= The task =
Determine which lines of the records include the word "Type", and copy them.
____ Source material
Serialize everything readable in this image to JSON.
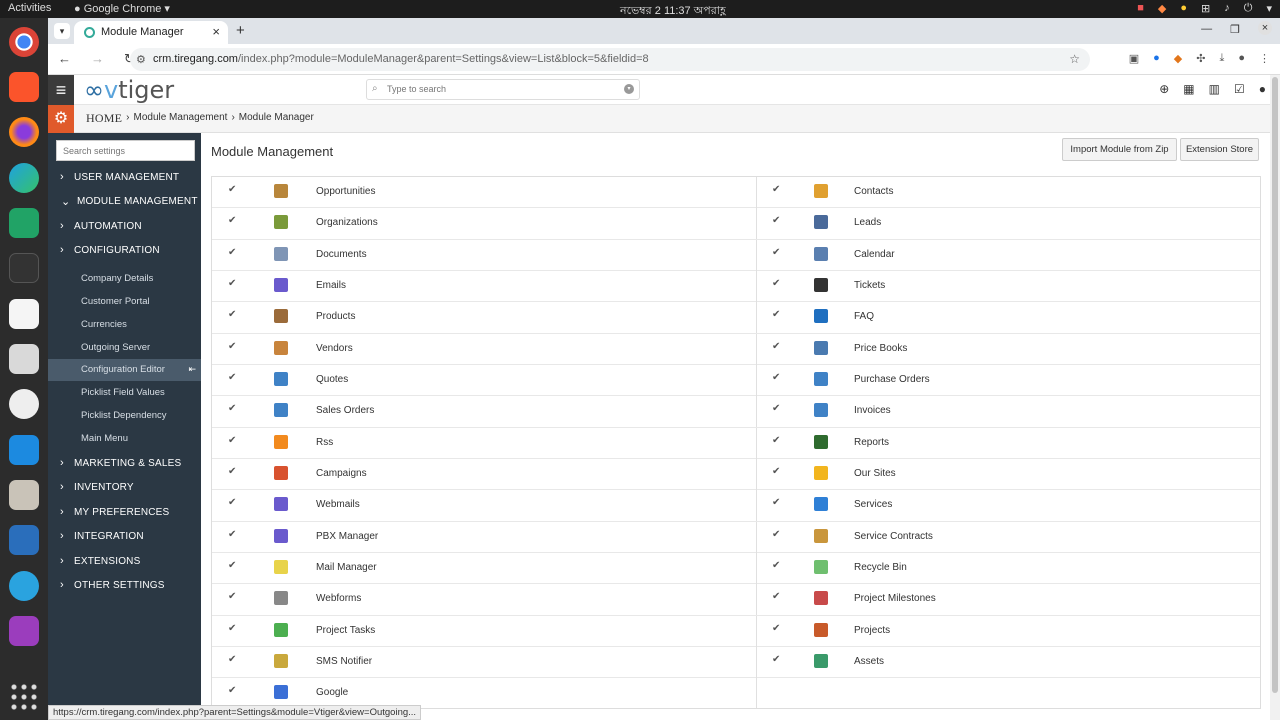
{
  "desktop": {
    "activities": "Activities",
    "app_name": "Google Chrome",
    "clock": "নভেম্বর 2  11:37 অপরাহ্ণ"
  },
  "browser": {
    "tab_title": "Module Manager",
    "url_host": "crm.tiregang.com",
    "url_path": "/index.php?module=ModuleManager&parent=Settings&view=List&block=5&fieldid=8",
    "status_url": "https://crm.tiregang.com/index.php?parent=Settings&module=Vtiger&view=Outgoing..."
  },
  "app": {
    "logo_v": "v",
    "logo_rest": "tiger",
    "search_placeholder": "Type to search"
  },
  "breadcrumb": {
    "home": "HOME",
    "level1": "Module Management",
    "level2": "Module Manager"
  },
  "sidebar": {
    "search_placeholder": "Search settings",
    "user_management": "USER MANAGEMENT",
    "module_management": "MODULE MANAGEMENT",
    "automation": "AUTOMATION",
    "configuration": "CONFIGURATION",
    "config_items": [
      "Company Details",
      "Customer Portal",
      "Currencies",
      "Outgoing Server",
      "Configuration Editor",
      "Picklist Field Values",
      "Picklist Dependency",
      "Main Menu"
    ],
    "marketing_sales": "MARKETING & SALES",
    "inventory": "INVENTORY",
    "my_preferences": "MY PREFERENCES",
    "integration": "INTEGRATION",
    "extensions": "EXTENSIONS",
    "other_settings": "OTHER SETTINGS"
  },
  "main": {
    "title": "Module Management",
    "import_button": "Import Module from Zip",
    "store_button": "Extension Store",
    "left_modules": [
      {
        "name": "Opportunities",
        "color": "#b8863b"
      },
      {
        "name": "Organizations",
        "color": "#7a9a3a"
      },
      {
        "name": "Documents",
        "color": "#7f95b5"
      },
      {
        "name": "Emails",
        "color": "#6a5acd"
      },
      {
        "name": "Products",
        "color": "#9b6b3a"
      },
      {
        "name": "Vendors",
        "color": "#c8843c"
      },
      {
        "name": "Quotes",
        "color": "#3f82c6"
      },
      {
        "name": "Sales Orders",
        "color": "#3f82c6"
      },
      {
        "name": "Rss",
        "color": "#f28a1e"
      },
      {
        "name": "Campaigns",
        "color": "#d8522f"
      },
      {
        "name": "Webmails",
        "color": "#6a5acd"
      },
      {
        "name": "PBX Manager",
        "color": "#6a5acd"
      },
      {
        "name": "Mail Manager",
        "color": "#e8d34a"
      },
      {
        "name": "Webforms",
        "color": "#888888"
      },
      {
        "name": "Project Tasks",
        "color": "#4caf50"
      },
      {
        "name": "SMS Notifier",
        "color": "#c9a83c"
      },
      {
        "name": "Google",
        "color": "#3b6fd6"
      }
    ],
    "right_modules": [
      {
        "name": "Contacts",
        "color": "#e0a030"
      },
      {
        "name": "Leads",
        "color": "#4a6a9a"
      },
      {
        "name": "Calendar",
        "color": "#5a7fb0"
      },
      {
        "name": "Tickets",
        "color": "#333333"
      },
      {
        "name": "FAQ",
        "color": "#1f6fc0"
      },
      {
        "name": "Price Books",
        "color": "#4a7ab0"
      },
      {
        "name": "Purchase Orders",
        "color": "#3f82c6"
      },
      {
        "name": "Invoices",
        "color": "#3f82c6"
      },
      {
        "name": "Reports",
        "color": "#2f6b2f"
      },
      {
        "name": "Our Sites",
        "color": "#f2b51e"
      },
      {
        "name": "Services",
        "color": "#2f80d6"
      },
      {
        "name": "Service Contracts",
        "color": "#c9963c"
      },
      {
        "name": "Recycle Bin",
        "color": "#6fbf6f"
      },
      {
        "name": "Project Milestones",
        "color": "#c84a4a"
      },
      {
        "name": "Projects",
        "color": "#c85a2a"
      },
      {
        "name": "Assets",
        "color": "#3a9a6a"
      }
    ]
  },
  "colors": {
    "sidebar_bg": "#2b3844",
    "accent": "#e05a2b",
    "logo_blue": "#2d6ea3"
  }
}
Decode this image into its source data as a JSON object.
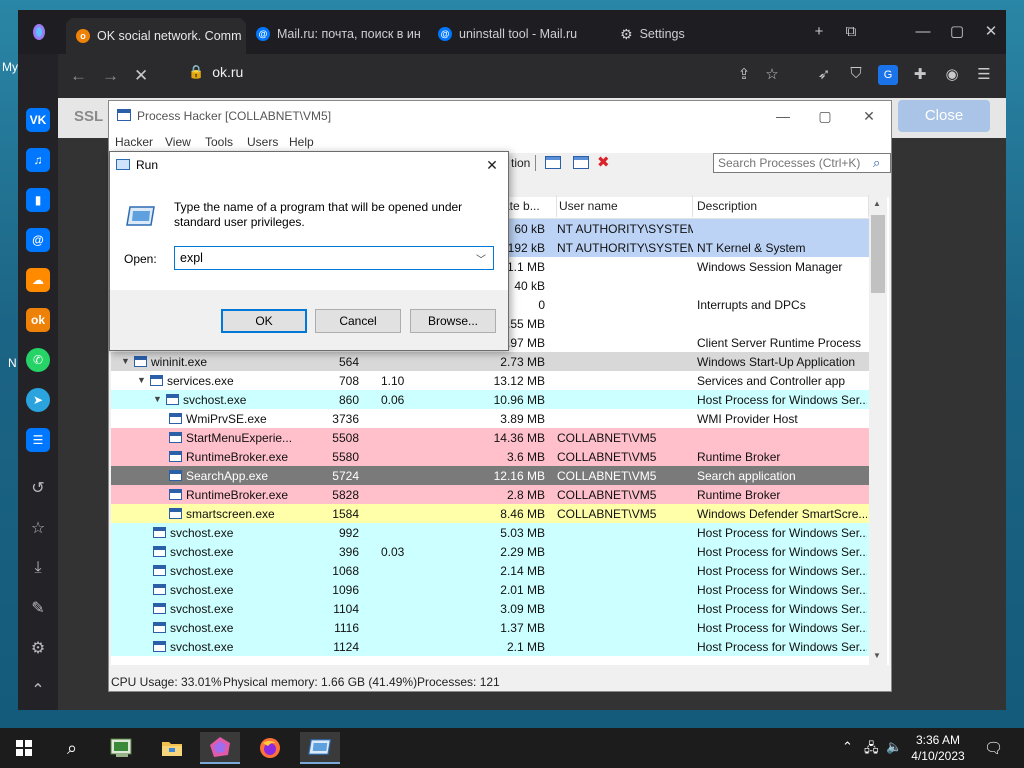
{
  "desktop": {
    "frag_my": "My",
    "frag_n": "N"
  },
  "browser": {
    "tabs": [
      {
        "label": "OK social network. Comm",
        "favicon": "ok-favicon",
        "color": "#ee8208"
      },
      {
        "label": "Mail.ru: почта, поиск в ин",
        "favicon": "mailru-at-icon",
        "color": "#0077ff"
      },
      {
        "label": "uninstall tool - Mail.ru",
        "favicon": "mailru-at-icon",
        "color": "#0077ff"
      },
      {
        "label": "Settings",
        "favicon": "gear-icon",
        "color": "#cfcfd2"
      }
    ],
    "url": "ok.ru",
    "sidebar_apps": [
      "vk",
      "music",
      "stats",
      "mail",
      "cloud",
      "ok",
      "whatsapp",
      "telegram",
      "list",
      "history",
      "favorites",
      "downloads",
      "extensions",
      "settings",
      "collapse"
    ]
  },
  "page": {
    "ssl_label": "SSL",
    "close_label": "Close"
  },
  "process_hacker": {
    "title": "Process Hacker [COLLABNET\\VM5]",
    "menu": [
      "Hacker",
      "View",
      "Tools",
      "Users",
      "Help"
    ],
    "toolbar_partial": "tion",
    "search_placeholder": "Search Processes (Ctrl+K)",
    "columns": {
      "mem": "ate b...",
      "user": "User name",
      "desc": "Description"
    },
    "rows": [
      {
        "name": "",
        "pid": "",
        "cpu": "",
        "mem": "60 kB",
        "user": "NT AUTHORITY\\SYSTEM",
        "desc": "",
        "bg": "#bcd3f5"
      },
      {
        "name": "",
        "pid": "",
        "cpu": "",
        "mem": "192 kB",
        "user": "NT AUTHORITY\\SYSTEM",
        "desc": "NT Kernel & System",
        "bg": "#bcd3f5"
      },
      {
        "name": "",
        "pid": "",
        "cpu": "",
        "mem": "1.1 MB",
        "user": "",
        "desc": "Windows Session Manager",
        "bg": "#ffffff"
      },
      {
        "name": "",
        "pid": "",
        "cpu": "",
        "mem": "40 kB",
        "user": "",
        "desc": "",
        "bg": "#ffffff"
      },
      {
        "name": "",
        "pid": "",
        "cpu": "",
        "mem": "0",
        "user": "",
        "desc": "Interrupts and DPCs",
        "bg": "#ffffff"
      },
      {
        "name": "",
        "pid": "",
        "cpu": "",
        "mem": ".55 MB",
        "user": "",
        "desc": "",
        "bg": "#ffffff"
      },
      {
        "name": "",
        "pid": "",
        "cpu": "",
        "mem": ".97 MB",
        "user": "",
        "desc": "Client Server Runtime Process",
        "bg": "#ffffff"
      },
      {
        "name": "wininit.exe",
        "pid": "564",
        "cpu": "",
        "mem": "2.73 MB",
        "user": "",
        "desc": "Windows Start-Up Application",
        "bg": "#d8d8d8",
        "indent": 0,
        "exp": "▼"
      },
      {
        "name": "services.exe",
        "pid": "708",
        "cpu": "1.10",
        "mem": "13.12 MB",
        "user": "",
        "desc": "Services and Controller app",
        "bg": "#ffffff",
        "indent": 1,
        "exp": "▼"
      },
      {
        "name": "svchost.exe",
        "pid": "860",
        "cpu": "0.06",
        "mem": "10.96 MB",
        "user": "",
        "desc": "Host Process for Windows Ser...",
        "bg": "#ccffff",
        "indent": 2,
        "exp": "▼"
      },
      {
        "name": "WmiPrvSE.exe",
        "pid": "3736",
        "cpu": "",
        "mem": "3.89 MB",
        "user": "",
        "desc": "WMI Provider Host",
        "bg": "#ffffff",
        "indent": 3
      },
      {
        "name": "StartMenuExperie...",
        "pid": "5508",
        "cpu": "",
        "mem": "14.36 MB",
        "user": "COLLABNET\\VM5",
        "desc": "",
        "bg": "#ffc0cb",
        "indent": 3
      },
      {
        "name": "RuntimeBroker.exe",
        "pid": "5580",
        "cpu": "",
        "mem": "3.6 MB",
        "user": "COLLABNET\\VM5",
        "desc": "Runtime Broker",
        "bg": "#ffc0cb",
        "indent": 3
      },
      {
        "name": "SearchApp.exe",
        "pid": "5724",
        "cpu": "",
        "mem": "12.16 MB",
        "user": "COLLABNET\\VM5",
        "desc": "Search application",
        "bg": "#7a7a7a",
        "fg": "#ffffff",
        "indent": 3
      },
      {
        "name": "RuntimeBroker.exe",
        "pid": "5828",
        "cpu": "",
        "mem": "2.8 MB",
        "user": "COLLABNET\\VM5",
        "desc": "Runtime Broker",
        "bg": "#ffc0cb",
        "indent": 3
      },
      {
        "name": "smartscreen.exe",
        "pid": "1584",
        "cpu": "",
        "mem": "8.46 MB",
        "user": "COLLABNET\\VM5",
        "desc": "Windows Defender SmartScre...",
        "bg": "#ffffaa",
        "indent": 3
      },
      {
        "name": "svchost.exe",
        "pid": "992",
        "cpu": "",
        "mem": "5.03 MB",
        "user": "",
        "desc": "Host Process for Windows Ser...",
        "bg": "#ccffff",
        "indent": 2
      },
      {
        "name": "svchost.exe",
        "pid": "396",
        "cpu": "0.03",
        "mem": "2.29 MB",
        "user": "",
        "desc": "Host Process for Windows Ser...",
        "bg": "#ccffff",
        "indent": 2
      },
      {
        "name": "svchost.exe",
        "pid": "1068",
        "cpu": "",
        "mem": "2.14 MB",
        "user": "",
        "desc": "Host Process for Windows Ser...",
        "bg": "#ccffff",
        "indent": 2
      },
      {
        "name": "svchost.exe",
        "pid": "1096",
        "cpu": "",
        "mem": "2.01 MB",
        "user": "",
        "desc": "Host Process for Windows Ser...",
        "bg": "#ccffff",
        "indent": 2
      },
      {
        "name": "svchost.exe",
        "pid": "1104",
        "cpu": "",
        "mem": "3.09 MB",
        "user": "",
        "desc": "Host Process for Windows Ser...",
        "bg": "#ccffff",
        "indent": 2
      },
      {
        "name": "svchost.exe",
        "pid": "1116",
        "cpu": "",
        "mem": "1.37 MB",
        "user": "",
        "desc": "Host Process for Windows Ser...",
        "bg": "#ccffff",
        "indent": 2
      },
      {
        "name": "svchost.exe",
        "pid": "1124",
        "cpu": "",
        "mem": "2.1 MB",
        "user": "",
        "desc": "Host Process for Windows Ser...",
        "bg": "#ccffff",
        "indent": 2
      }
    ],
    "status": {
      "cpu": "CPU Usage: 33.01%",
      "mem": "Physical memory: 1.66 GB (41.49%)",
      "procs": "Processes: 121"
    }
  },
  "run_dialog": {
    "title": "Run",
    "description": "Type the name of a program that will be opened under standard user privileges.",
    "open_label": "Open:",
    "input_value": "expl",
    "ok_label": "OK",
    "cancel_label": "Cancel",
    "browse_label": "Browse..."
  },
  "taskbar": {
    "time": "3:36 AM",
    "date": "4/10/2023",
    "apps": [
      "start",
      "search",
      "process-hacker",
      "file-explorer",
      "yandex-browser",
      "firefox",
      "run"
    ]
  }
}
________
= Output for this task =
    "search_placeholder": "Type to search"
    "description": "Type the name of a program that will be opened under standard user privileges.",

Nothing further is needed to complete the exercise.